JCDecaux confirmed that ad (a) was placed 47 metres from the primary school boundary and the placement prohibition was not picked up by their system. With regards to ad (b) they confirmed that the ad was not placed within 100 metres of a primary or secondary school and that day nurseries fell outside the Outsmart database.
Upheld in relation to ad (a) only
The CAP Code required that HFSS product ads must not be directed at children through the selection of media or the context in which they appeared, and that no medium should be used to advertise HFSS products if more than 25% of its audience was under the age of 16. Ad (a) promoted the Cadbury Flake McFlurry and Mini McFlurry and ad (b) promoted the Belgian Chocolate Honeycomb Frappe. Each of those products were HFSS products, and both the ads were therefore HFSS product ads for the purposes of the Code.
Ad (a) was located at a bus stop within 100 metres of a primary school. The ASA acknowledged that McDonald’s had provided estimated audience figures that around 21.84% of the audience for ad (a) was under 16. Although this indicated it was possible that less than 25% of the audience were under-16, we noted that this was an estimated figure only and that the figures had been obtained by McDonald’s in response to the ASA’s investigation rather than forming the basis for placing the ad at the site. JCDecaux and McDonald’s had acknowledged that the ad had been placed at the site in error because it was placed within 100 metres of a primary school when the standard approach taken by the outdoor ad industry was to not place ads for HFSS products within 100 metres of a primary or secondary school during term time. McDonald’s had also required all of its media owners not to place HFSS product ads within 200 metres of schools.
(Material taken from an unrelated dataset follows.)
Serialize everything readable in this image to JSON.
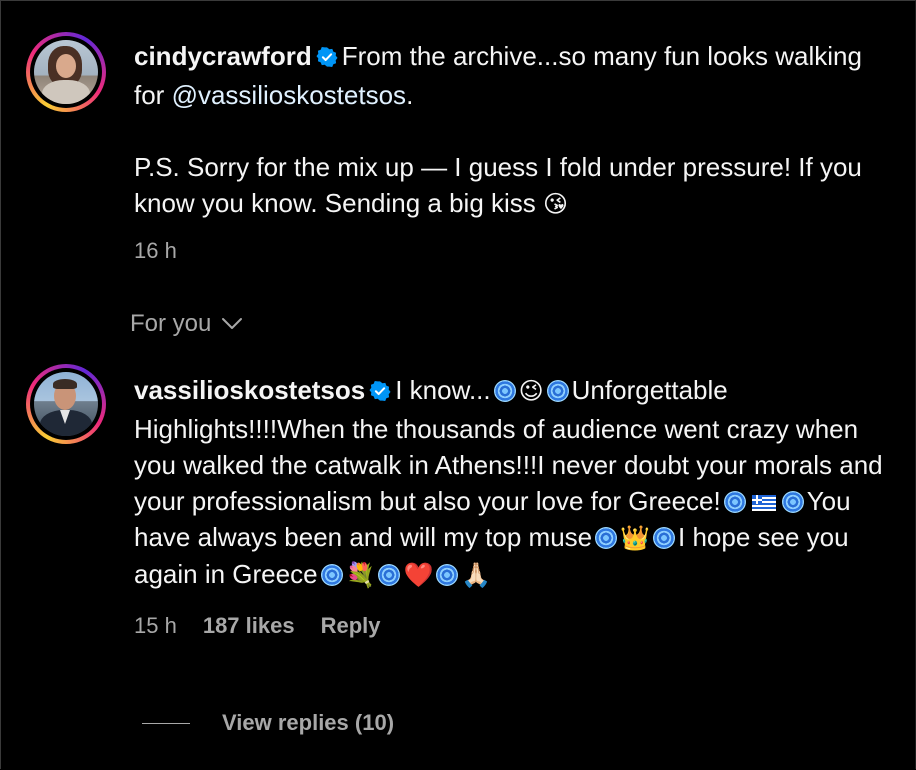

Notwithstanding the estimated audience figures provided by JCDecaux, we were concerned that the proximity of the poster to the school was within 100 metres of the school gates and that meant that the audience of the ad would likely be significantly skewed towards under-16s and because of that it was directed at children through the context in which the ad appeared. We concluded that the placement of ad (a) breached the Code.
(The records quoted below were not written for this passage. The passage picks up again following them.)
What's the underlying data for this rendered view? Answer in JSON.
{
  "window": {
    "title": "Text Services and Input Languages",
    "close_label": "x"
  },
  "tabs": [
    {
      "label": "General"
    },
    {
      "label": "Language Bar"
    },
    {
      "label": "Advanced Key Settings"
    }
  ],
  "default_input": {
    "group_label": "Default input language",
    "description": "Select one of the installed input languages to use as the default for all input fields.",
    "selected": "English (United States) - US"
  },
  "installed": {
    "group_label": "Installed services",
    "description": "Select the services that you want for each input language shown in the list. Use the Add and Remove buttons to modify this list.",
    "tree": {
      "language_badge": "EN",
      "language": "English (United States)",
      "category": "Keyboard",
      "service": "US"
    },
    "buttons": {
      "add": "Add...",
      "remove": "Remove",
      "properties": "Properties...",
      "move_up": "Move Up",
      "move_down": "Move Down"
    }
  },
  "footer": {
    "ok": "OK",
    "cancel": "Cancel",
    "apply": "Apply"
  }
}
With regards to ad (b), while the poster appeared within 100 metres of a nursery, it was not placed within 100 metres of a primary or secondary school, and we noted that sites located near to nurseries were not considered unsuitable to carry HFSS ads under the standard approach taken by the outdoor ad industry. We understood that in general nurseries were attended by a smaller number of children than primary and secondary schools and that meant the audience for the ad was unlikely to be significantly skewed towards under-16s. We therefore considered that the ad did not directly target children under 16 through the context in which it appeared and concluded that the placement of ad (b) did not breach the Code.
Ad (a) breached CAP Code (Edition 12) rule 15.18 15.18 HFSS product advertisements must not be directed at people under 16 through the selection of media or the context in which they appear. No medium should be used to advertise HFSS products, if more than 25% of its audience is under 16 years of age. (HFSS Product ad placement).
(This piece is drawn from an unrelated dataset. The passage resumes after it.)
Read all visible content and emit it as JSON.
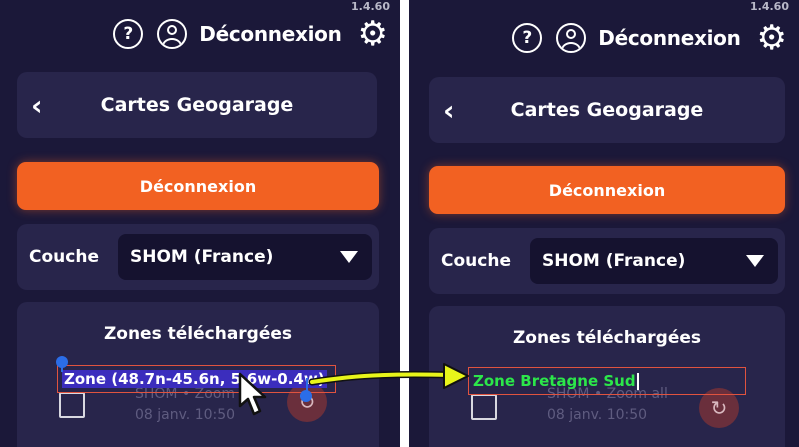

We also investigated ad (b) under CAP Code (Edition 12) rule 15.18 15.18 HFSS product advertisements must not be directed at people under 16 through the selection of media or the context in which they appear. No medium should be used to advertise HFSS products, if more than 25% of its audience is under 16 years of age. (HFSS Product ad placement), but did not find it in breach.
Ad (a) must not be displayed again in close proximity to a primary or secondary school. We told McDonald’s to ensure that they took measures in future to ensure that HFSS product ads were not directed at children under 16, including that they were not displayed in close proximity to a primary or secondary school.